#### RECORDS
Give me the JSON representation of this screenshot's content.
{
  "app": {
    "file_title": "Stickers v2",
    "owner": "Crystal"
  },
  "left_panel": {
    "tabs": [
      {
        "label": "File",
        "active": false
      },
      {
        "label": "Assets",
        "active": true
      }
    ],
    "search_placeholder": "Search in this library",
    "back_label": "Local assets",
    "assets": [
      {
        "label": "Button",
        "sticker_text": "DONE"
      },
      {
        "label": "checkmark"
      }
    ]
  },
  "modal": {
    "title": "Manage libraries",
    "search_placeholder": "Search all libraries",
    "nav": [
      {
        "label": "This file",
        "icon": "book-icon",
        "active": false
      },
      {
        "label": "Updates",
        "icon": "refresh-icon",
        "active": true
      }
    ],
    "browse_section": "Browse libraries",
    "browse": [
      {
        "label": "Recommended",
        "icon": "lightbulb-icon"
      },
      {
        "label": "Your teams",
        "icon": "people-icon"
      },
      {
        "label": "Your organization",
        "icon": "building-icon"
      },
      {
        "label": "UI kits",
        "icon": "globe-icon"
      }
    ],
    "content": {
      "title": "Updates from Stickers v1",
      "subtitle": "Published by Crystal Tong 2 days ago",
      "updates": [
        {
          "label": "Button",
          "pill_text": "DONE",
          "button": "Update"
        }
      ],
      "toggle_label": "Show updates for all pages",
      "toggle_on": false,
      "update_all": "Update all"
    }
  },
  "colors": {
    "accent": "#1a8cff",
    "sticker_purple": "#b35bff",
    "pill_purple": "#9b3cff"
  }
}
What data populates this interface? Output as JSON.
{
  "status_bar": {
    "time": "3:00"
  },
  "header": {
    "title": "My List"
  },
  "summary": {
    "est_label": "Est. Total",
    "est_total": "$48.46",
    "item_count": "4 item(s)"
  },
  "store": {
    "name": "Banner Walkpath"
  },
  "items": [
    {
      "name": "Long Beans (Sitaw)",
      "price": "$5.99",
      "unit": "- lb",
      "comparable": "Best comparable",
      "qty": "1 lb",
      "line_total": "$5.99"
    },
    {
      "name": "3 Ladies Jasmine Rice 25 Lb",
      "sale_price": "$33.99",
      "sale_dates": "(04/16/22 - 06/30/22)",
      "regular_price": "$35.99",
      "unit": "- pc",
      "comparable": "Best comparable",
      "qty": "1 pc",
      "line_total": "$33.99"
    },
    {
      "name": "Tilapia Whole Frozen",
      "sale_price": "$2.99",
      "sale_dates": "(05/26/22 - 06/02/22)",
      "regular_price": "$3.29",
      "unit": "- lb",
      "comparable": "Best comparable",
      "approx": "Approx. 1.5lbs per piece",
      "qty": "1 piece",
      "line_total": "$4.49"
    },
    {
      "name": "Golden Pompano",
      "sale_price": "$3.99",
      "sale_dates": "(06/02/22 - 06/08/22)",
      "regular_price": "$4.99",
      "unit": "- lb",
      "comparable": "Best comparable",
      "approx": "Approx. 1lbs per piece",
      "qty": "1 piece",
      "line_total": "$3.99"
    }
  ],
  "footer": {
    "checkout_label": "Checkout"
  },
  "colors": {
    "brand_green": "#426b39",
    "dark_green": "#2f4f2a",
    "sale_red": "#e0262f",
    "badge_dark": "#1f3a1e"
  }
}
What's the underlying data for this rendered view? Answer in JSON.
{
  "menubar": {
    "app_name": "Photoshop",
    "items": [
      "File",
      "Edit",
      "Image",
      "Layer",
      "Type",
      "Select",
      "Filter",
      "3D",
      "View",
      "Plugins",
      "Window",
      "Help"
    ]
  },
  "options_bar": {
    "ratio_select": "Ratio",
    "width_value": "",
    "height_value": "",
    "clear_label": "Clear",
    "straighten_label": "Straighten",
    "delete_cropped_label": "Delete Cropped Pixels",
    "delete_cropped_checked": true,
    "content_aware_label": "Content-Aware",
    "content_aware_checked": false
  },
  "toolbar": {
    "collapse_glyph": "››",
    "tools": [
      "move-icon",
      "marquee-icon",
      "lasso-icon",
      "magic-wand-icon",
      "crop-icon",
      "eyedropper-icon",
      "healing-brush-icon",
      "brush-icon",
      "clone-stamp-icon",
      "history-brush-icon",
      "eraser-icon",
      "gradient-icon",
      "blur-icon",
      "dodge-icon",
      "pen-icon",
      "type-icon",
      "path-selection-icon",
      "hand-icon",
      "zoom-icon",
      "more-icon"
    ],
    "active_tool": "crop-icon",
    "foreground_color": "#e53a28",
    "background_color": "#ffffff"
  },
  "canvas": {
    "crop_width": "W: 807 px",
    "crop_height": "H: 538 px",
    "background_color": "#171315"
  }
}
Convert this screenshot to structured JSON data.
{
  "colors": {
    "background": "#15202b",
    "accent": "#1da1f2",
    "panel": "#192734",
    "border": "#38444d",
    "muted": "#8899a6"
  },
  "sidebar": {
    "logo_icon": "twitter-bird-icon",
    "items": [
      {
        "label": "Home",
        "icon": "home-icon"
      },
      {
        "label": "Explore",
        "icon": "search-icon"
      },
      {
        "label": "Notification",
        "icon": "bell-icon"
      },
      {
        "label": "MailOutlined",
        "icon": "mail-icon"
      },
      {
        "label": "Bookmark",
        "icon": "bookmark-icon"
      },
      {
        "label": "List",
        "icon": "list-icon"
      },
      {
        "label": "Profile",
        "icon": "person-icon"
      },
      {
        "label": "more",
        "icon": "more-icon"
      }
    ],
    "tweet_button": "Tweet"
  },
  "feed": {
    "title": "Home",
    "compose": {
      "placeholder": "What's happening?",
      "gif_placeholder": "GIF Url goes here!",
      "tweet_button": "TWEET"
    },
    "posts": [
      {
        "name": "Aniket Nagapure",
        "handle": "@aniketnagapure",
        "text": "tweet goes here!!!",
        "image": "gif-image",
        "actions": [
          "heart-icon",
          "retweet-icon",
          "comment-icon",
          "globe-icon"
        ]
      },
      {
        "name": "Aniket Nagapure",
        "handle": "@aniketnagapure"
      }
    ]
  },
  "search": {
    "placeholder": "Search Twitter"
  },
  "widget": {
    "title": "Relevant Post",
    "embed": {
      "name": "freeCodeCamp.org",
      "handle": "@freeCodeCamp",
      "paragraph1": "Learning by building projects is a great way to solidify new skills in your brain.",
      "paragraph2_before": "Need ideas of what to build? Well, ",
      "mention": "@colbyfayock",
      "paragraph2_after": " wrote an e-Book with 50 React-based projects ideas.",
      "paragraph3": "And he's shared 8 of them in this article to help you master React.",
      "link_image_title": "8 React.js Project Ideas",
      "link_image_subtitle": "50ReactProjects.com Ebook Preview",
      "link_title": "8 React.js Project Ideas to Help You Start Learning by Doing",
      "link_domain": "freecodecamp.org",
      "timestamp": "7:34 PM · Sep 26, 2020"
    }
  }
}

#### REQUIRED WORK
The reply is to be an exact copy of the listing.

#### SOLUTION TO THIS TASK
Give me the JSON representation of this screenshot's content.
{
  "app": {
    "file_title": "Stickers v2",
    "owner": "Crystal"
  },
  "left_panel": {
    "tabs": [
      {
        "label": "File",
        "active": false
      },
      {
        "label": "Assets",
        "active": true
      }
    ],
    "search_placeholder": "Search in this library",
    "back_label": "Local assets",
    "assets": [
      {
        "label": "Button",
        "sticker_text": "DONE"
      },
      {
        "label": "checkmark"
      }
    ]
  },
  "modal": {
    "title": "Manage libraries",
    "search_placeholder": "Search all libraries",
    "nav": [
      {
        "label": "This file",
        "icon": "book-icon",
        "active": false
      },
      {
        "label": "Updates",
        "icon": "refresh-icon",
        "active": true
      }
    ],
    "browse_section": "Browse libraries",
    "browse": [
      {
        "label": "Recommended",
        "icon": "lightbulb-icon"
      },
      {
        "label": "Your teams",
        "icon": "people-icon"
      },
      {
        "label": "Your organization",
        "icon": "building-icon"
      },
      {
        "label": "UI kits",
        "icon": "globe-icon"
      }
    ],
    "content": {
      "title": "Updates from Stickers v1",
      "subtitle": "Published by Crystal Tong 2 days ago",
      "updates": [
        {
          "label": "Button",
          "pill_text": "DONE",
          "button": "Update"
        }
      ],
      "toggle_label": "Show updates for all pages",
      "toggle_on": false,
      "update_all": "Update all"
    }
  },
  "colors": {
    "accent": "#1a8cff",
    "sticker_purple": "#b35bff",
    "pill_purple": "#9b3cff"
  }
}
What data populates this interface? Output as JSON.
{
  "status_bar": {
    "time": "3:00"
  },
  "header": {
    "title": "My List"
  },
  "summary": {
    "est_label": "Est. Total",
    "est_total": "$48.46",
    "item_count": "4 item(s)"
  },
  "store": {
    "name": "Banner Walkpath"
  },
  "items": [
    {
      "name": "Long Beans (Sitaw)",
      "price": "$5.99",
      "unit": "- lb",
      "comparable": "Best comparable",
      "qty": "1 lb",
      "line_total": "$5.99"
    },
    {
      "name": "3 Ladies Jasmine Rice 25 Lb",
      "sale_price": "$33.99",
      "sale_dates": "(04/16/22 - 06/30/22)",
      "regular_price": "$35.99",
      "unit": "- pc",
      "comparable": "Best comparable",
      "qty": "1 pc",
      "line_total": "$33.99"
    },
    {
      "name": "Tilapia Whole Frozen",
      "sale_price": "$2.99",
      "sale_dates": "(05/26/22 - 06/02/22)",
      "regular_price": "$3.29",
      "unit": "- lb",
      "comparable": "Best comparable",
      "approx": "Approx. 1.5lbs per piece",
      "qty": "1 piece",
      "line_total": "$4.49"
    },
    {
      "name": "Golden Pompano",
      "sale_price": "$3.99",
      "sale_dates": "(06/02/22 - 06/08/22)",
      "regular_price": "$4.99",
      "unit": "- lb",
      "comparable": "Best comparable",
      "approx": "Approx. 1lbs per piece",
      "qty": "1 piece",
      "line_total": "$3.99"
    }
  ],
  "footer": {
    "checkout_label": "Checkout"
  },
  "colors": {
    "brand_green": "#426b39",
    "dark_green": "#2f4f2a",
    "sale_red": "#e0262f",
    "badge_dark": "#1f3a1e"
  }
}
What's the underlying data for this rendered view? Answer in JSON.
{
  "menubar": {
    "app_name": "Photoshop",
    "items": [
      "File",
      "Edit",
      "Image",
      "Layer",
      "Type",
      "Select",
      "Filter",
      "3D",
      "View",
      "Plugins",
      "Window",
      "Help"
    ]
  },
  "options_bar": {
    "ratio_select": "Ratio",
    "width_value": "",
    "height_value": "",
    "clear_label": "Clear",
    "straighten_label": "Straighten",
    "delete_cropped_label": "Delete Cropped Pixels",
    "delete_cropped_checked": true,
    "content_aware_label": "Content-Aware",
    "content_aware_checked": false
  },
  "toolbar": {
    "collapse_glyph": "››",
    "tools": [
      "move-icon",
      "marquee-icon",
      "lasso-icon",
      "magic-wand-icon",
      "crop-icon",
      "eyedropper-icon",
      "healing-brush-icon",
      "brush-icon",
      "clone-stamp-icon",
      "history-brush-icon",
      "eraser-icon",
      "gradient-icon",
      "blur-icon",
      "dodge-icon",
      "pen-icon",
      "type-icon",
      "path-selection-icon",
      "hand-icon",
      "zoom-icon",
      "more-icon"
    ],
    "active_tool": "crop-icon",
    "foreground_color": "#e53a28",
    "background_color": "#ffffff"
  },
  "canvas": {
    "crop_width": "W: 807 px",
    "crop_height": "H: 538 px",
    "background_color": "#171315"
  }
}
Convert this screenshot to structured JSON data.
{
  "colors": {
    "background": "#15202b",
    "accent": "#1da1f2",
    "panel": "#192734",
    "border": "#38444d",
    "muted": "#8899a6"
  },
  "sidebar": {
    "logo_icon": "twitter-bird-icon",
    "items": [
      {
        "label": "Home",
        "icon": "home-icon"
      },
      {
        "label": "Explore",
        "icon": "search-icon"
      },
      {
        "label": "Notification",
        "icon": "bell-icon"
      },
      {
        "label": "MailOutlined",
        "icon": "mail-icon"
      },
      {
        "label": "Bookmark",
        "icon": "bookmark-icon"
      },
      {
        "label": "List",
        "icon": "list-icon"
      },
      {
        "label": "Profile",
        "icon": "person-icon"
      },
      {
        "label": "more",
        "icon": "more-icon"
      }
    ],
    "tweet_button": "Tweet"
  },
  "feed": {
    "title": "Home",
    "compose": {
      "placeholder": "What's happening?",
      "gif_placeholder": "GIF Url goes here!",
      "tweet_button": "TWEET"
    },
    "posts": [
      {
        "name": "Aniket Nagapure",
        "handle": "@aniketnagapure",
        "text": "tweet goes here!!!",
        "image": "gif-image",
        "actions": [
          "heart-icon",
          "retweet-icon",
          "comment-icon",
          "globe-icon"
        ]
      },
      {
        "name": "Aniket Nagapure",
        "handle": "@aniketnagapure"
      }
    ]
  },
  "search": {
    "placeholder": "Search Twitter"
  },
  "widget": {
    "title": "Relevant Post",
    "embed": {
      "name": "freeCodeCamp.org",
      "handle": "@freeCodeCamp",
      "paragraph1": "Learning by building projects is a great way to solidify new skills in your brain.",
      "paragraph2_before": "Need ideas of what to build? Well, ",
      "mention": "@colbyfayock",
      "paragraph2_after": " wrote an e-Book with 50 React-based projects ideas.",
      "paragraph3": "And he's shared 8 of them in this article to help you master React.",
      "link_image_title": "8 React.js Project Ideas",
      "link_image_subtitle": "50ReactProjects.com Ebook Preview",
      "link_title": "8 React.js Project Ideas to Help You Start Learning by Doing",
      "link_domain": "freecodecamp.org",
      "timestamp": "7:34 PM · Sep 26, 2020"
    }
  }
}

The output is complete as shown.